Maybe it is to many government programs, maybe it is a genetic issue, maybe our world has gone mad, but it breaks my heart, it sets in confusion for so many people that can make it, but one thing is for sure these Hispanic test scores are the real deal and show you what good instincts can do for your future generations.

Wiley Coyote said...

After tomorrow night - unless Republicans stop this madness after January - be prepared for CMS and every other school district in the US start the war cry "We need more money due to the addition of 5 MILLION illegals who are now US citizens.

...coming to a school district near you.

Anonymous said...

I think you might be over stating just a little. First, these kids are already in our public schools, at least in our public schools, the school systems are not allowed to reject them. Also, while I don't agree with what Obama is about to do, he is not making them citizens.

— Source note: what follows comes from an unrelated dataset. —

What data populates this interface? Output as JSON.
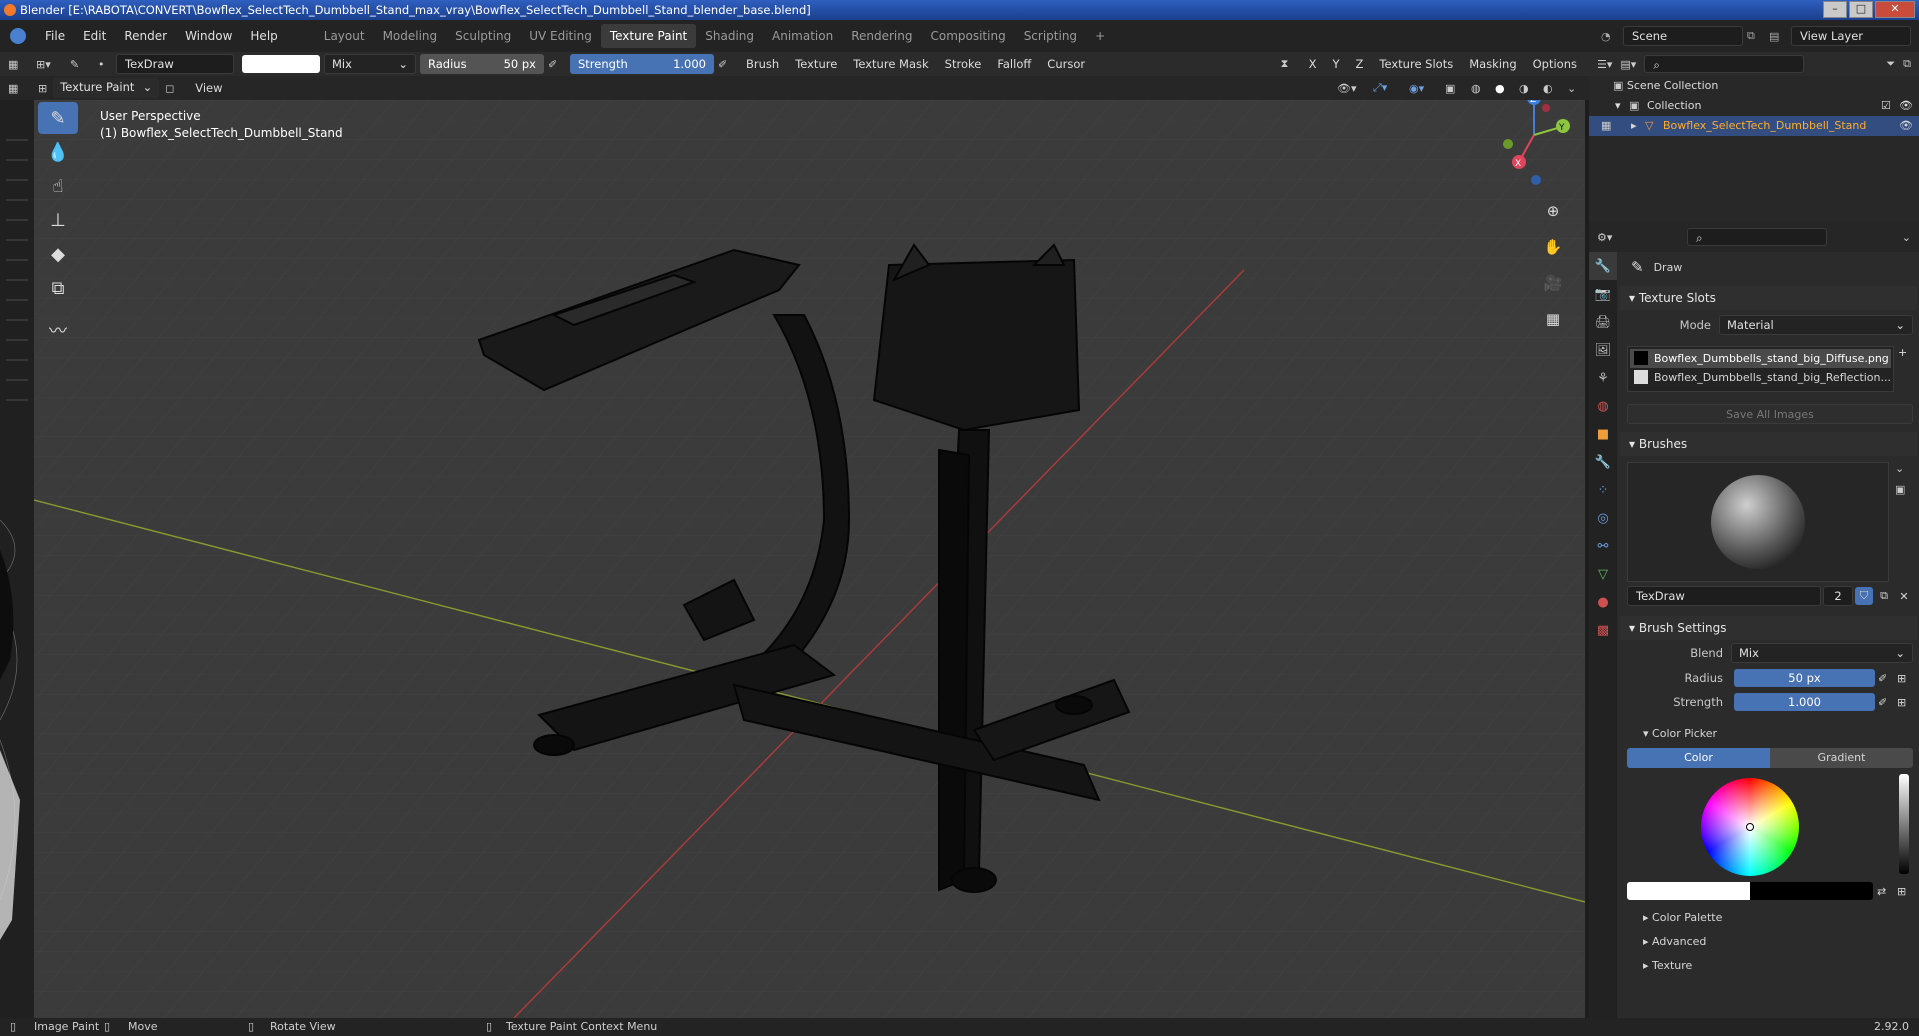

Anonymous said...

anon 1:23PM and anon 10:22Am,
two of the best posts I have ever read on this blog!

Wiley Coyote said...


It is almost guaranteed that when budget time comes and this "legalization" comes to pass, they will invoke the "we have more students in need, therefore we need more money".

Take back our schools said...

Refer to the recent book that stirred a big deal around Charlotte and sparked Project Lift, "Whatever It Takes: Geoffrey Canada's Quest to Change Harlem and America". There is a study documented in the early chapters of the book about the black american family life and its negative impact on the children. Even more relevant is that the study was conducted in NC. Go read its summation yourself.

Shamash said...

"Maybe it is to many government programs, maybe it is a genetic issue, maybe our world has gone mad,"

The only one you can talk about is the world having gone mad.

The others are too "sensitive" to discuss.

Because the world (at least in the US and some other western countries...) HAS gone mad.

I'm just more and more thankful that everyone isn't this way, though.

And let's not get all misty-eyed over the "Hispanics", either.

Saying someone is "Hispanic" is like saying someone is a native English speaker (and not much more).

Of course, in the US, Hispanic usually means Mexican, but they are a mix of people, too.

And if you look at Mexico as a nation, it is hard to say that they "value education".

Maybe the ones who LEAVE Mexico DO value education, but Mexico's education system is below pathetic for most of its population.

Of course, that doesn't mean that they can't do well when they get to the US where we do have a better education system than the ones they left behind.

And success, like many things, is relative.

For someone whose parents were basically peasants with elementary school educations, graduating from HS is success.

Of course, hard-driving Asian parents might disagree, but many of them come from much stronger traditions of valuing education.

Anonymous said...

If every kid increased scores by 10% the "achievement gap" would widen.

If every kid decreased scores by 10% the "achievement gap" would narrow.